27 It was the opinion of the times, when a person was reduced to a pitch of misery, which could admit of no alleviation, that the ghosts of his ancestors called his soul away. This supernatural kind of death was called the roice of the dead ; and is believed by the superstitio is vulgar to this day.
There is no people in the world, perhaps, who give more universal credit to apparitions, and the visits of the ghosts of the deceased to their friends, than the ancient Scots. This is to be attributed as much, at least, to the situation of the country they possess, as to that credulous disposition which distinguishes an unenlightened people. As their business was feeding of cattle, in dark and extensive deserts, so their journeys lay over wide and unfrequented heaths, where, often, they were obliged to sleep in the open air, amidst the whistling of winds, and roar of water-falls. The gloominess of the scenes around them was apt to beget that melancholy disposition of mind, which most readily receives impressions of the extraordinary and su
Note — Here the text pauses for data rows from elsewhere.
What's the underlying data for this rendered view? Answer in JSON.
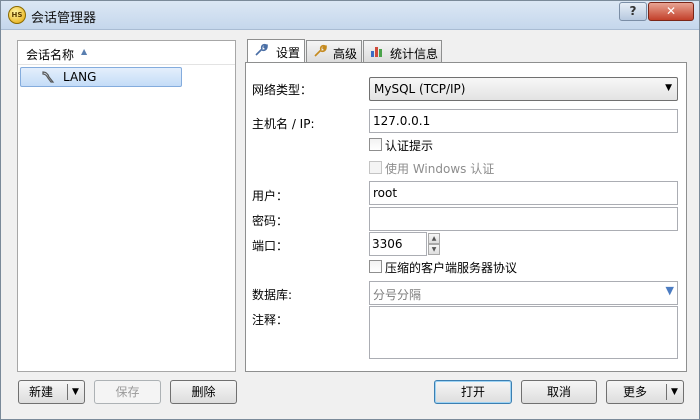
{
  "window": {
    "title": "会话管理器",
    "app_icon": "app-logo-icon",
    "help_label": "?",
    "close_label": "✕"
  },
  "sessions": {
    "column_header": "会话名称",
    "items": [
      {
        "label": "LANG",
        "icon": "mysql-dolphin-icon"
      }
    ]
  },
  "tabs": [
    {
      "label": "设置",
      "icon": "wrench-icon",
      "active": true
    },
    {
      "label": "高级",
      "icon": "wrench-icon",
      "active": false
    },
    {
      "label": "统计信息",
      "icon": "bar-chart-icon",
      "active": false
    }
  ],
  "settings": {
    "network_type_label": "网络类型：",
    "network_type_value": "MySQL (TCP/IP)",
    "hostname_label": "主机名 / IP:",
    "hostname_value": "127.0.0.1",
    "auth_prompt_label": "认证提示",
    "windows_auth_label": "使用 Windows 认证",
    "user_label": "用户：",
    "user_value": "root",
    "password_label": "密码：",
    "password_value": "",
    "port_label": "端口：",
    "port_value": "3306",
    "compressed_label": "压缩的客户端服务器协议",
    "database_label": "数据库:",
    "database_placeholder": "分号分隔",
    "notes_label": "注释：",
    "notes_value": ""
  },
  "buttons": {
    "new": "新建",
    "save": "保存",
    "delete": "删除",
    "open": "打开",
    "cancel": "取消",
    "more": "更多"
  }
}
souls of their race, while they behold them lonely in the midst of woe *8. Call me, my father, away! When Cathmor is low on earth. Then shall Sul-malla be lonely in the midst of woe!”
pernatural kind. Falling asleep in this gloomy mood, and their dreams being disturbed by the noise of the elements around, it is no matter of wonder that they thought they heard the toice of the dead. This voice of the dead, however, was, perhaps, no more than a shriller whistle of the winds in an old tree, or in the chinks of a neighbouring rock. It is to this cause I ascribe those many and improbable tales of ghosts, which we meet with in the Highlands; for, in other respects, we do not find that the inhabitants are more credulous than their neighbours. MACPHERSON. 28 I have heard the voice of night.—The ghosts of fathers,
the souls of their race, while they behold them lonely in the midst of woe.] In the first editions, “ Can seize the souls of their race.” to conceal the imitation of Virgil's Dido. Æn. iv. 459.
Hinc eraudiri voces et verba vocantis
Oft when she visited this lonely dome,
Invite her to his grave, and chide her stay. In the Treatise on the Second Sight, published in 1763, and as well attested as Ossian's poems, there is not a single instance of the voice of the dead calling the soul away. But every poetical incident of a classical origin, is converted into some Highland superstition, custom, or opinion of the times,